## Assignment:
Show every line in the records below that contains the word "photodownloads".

---------- Supplied entries ----------

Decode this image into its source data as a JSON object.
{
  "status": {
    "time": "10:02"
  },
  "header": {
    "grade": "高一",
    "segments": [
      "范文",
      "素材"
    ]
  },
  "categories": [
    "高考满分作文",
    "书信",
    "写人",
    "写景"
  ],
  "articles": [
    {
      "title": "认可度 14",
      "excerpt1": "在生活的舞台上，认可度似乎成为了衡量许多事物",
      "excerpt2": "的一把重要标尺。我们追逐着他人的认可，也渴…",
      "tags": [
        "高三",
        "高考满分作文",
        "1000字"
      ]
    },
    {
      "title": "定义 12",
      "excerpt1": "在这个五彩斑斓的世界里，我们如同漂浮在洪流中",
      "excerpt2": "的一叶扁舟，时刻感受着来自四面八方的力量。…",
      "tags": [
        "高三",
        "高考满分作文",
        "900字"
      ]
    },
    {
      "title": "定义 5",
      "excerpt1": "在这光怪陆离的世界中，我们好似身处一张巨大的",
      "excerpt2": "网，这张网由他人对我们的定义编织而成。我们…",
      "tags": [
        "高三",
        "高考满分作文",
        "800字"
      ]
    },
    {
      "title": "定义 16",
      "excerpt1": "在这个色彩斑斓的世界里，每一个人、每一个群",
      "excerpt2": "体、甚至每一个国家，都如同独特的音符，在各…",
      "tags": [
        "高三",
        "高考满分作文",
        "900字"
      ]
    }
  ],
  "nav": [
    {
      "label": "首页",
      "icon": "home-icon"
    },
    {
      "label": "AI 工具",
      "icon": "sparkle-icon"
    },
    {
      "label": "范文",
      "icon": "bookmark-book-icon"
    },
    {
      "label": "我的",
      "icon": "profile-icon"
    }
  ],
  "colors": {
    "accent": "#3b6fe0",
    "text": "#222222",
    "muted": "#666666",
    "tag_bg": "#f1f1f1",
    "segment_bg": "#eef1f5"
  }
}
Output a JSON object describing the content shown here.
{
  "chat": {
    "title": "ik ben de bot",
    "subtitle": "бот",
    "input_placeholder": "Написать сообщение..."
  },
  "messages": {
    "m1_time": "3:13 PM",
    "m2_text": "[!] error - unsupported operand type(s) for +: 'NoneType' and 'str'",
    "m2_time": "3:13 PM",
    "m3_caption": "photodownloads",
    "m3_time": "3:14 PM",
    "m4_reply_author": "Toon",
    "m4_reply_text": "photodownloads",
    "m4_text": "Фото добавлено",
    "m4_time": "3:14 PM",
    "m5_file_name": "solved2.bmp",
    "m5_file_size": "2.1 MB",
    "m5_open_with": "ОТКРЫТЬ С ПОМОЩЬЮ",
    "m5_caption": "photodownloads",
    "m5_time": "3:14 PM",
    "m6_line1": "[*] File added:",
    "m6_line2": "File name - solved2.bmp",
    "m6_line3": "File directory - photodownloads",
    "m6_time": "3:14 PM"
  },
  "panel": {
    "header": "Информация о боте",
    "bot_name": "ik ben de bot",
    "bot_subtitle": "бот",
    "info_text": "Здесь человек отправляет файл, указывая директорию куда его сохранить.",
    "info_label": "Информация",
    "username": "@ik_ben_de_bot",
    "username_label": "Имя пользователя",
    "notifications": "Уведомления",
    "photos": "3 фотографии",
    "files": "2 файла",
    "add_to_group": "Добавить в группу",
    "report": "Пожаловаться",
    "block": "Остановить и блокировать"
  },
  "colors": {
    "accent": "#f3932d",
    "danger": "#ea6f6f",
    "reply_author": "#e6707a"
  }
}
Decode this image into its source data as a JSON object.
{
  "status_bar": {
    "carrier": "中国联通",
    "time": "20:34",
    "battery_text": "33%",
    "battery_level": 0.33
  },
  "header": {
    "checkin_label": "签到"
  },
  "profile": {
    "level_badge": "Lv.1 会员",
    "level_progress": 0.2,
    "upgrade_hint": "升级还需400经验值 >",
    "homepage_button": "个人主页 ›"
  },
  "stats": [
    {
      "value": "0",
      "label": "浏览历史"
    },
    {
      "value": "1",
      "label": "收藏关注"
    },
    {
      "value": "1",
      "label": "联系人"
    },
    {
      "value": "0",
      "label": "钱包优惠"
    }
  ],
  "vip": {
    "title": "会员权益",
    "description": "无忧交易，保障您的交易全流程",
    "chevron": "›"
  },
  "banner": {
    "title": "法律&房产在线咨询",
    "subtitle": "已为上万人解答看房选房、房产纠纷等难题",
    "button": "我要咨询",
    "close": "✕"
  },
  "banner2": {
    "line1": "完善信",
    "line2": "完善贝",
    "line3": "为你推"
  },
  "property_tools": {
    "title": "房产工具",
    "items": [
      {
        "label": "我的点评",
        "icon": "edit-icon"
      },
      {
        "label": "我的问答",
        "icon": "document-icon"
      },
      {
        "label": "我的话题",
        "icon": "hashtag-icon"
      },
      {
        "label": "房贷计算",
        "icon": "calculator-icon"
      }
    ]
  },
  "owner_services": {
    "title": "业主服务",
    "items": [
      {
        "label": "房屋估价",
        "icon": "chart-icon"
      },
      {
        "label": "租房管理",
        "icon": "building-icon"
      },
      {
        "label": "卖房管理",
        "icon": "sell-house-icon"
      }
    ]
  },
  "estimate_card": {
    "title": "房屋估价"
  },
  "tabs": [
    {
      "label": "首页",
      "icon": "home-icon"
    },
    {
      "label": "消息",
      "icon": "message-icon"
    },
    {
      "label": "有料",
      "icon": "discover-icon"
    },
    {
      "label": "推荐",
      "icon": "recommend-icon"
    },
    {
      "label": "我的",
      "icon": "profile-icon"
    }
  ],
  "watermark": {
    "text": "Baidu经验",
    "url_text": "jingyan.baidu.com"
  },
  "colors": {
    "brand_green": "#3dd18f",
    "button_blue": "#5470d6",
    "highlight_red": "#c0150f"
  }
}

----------

## Problem solution:
    "m3_caption": "photodownloads",
    "m4_reply_text": "photodownloads",
    "m5_caption": "photodownloads",
    "m6_line3": "File directory - photodownloads",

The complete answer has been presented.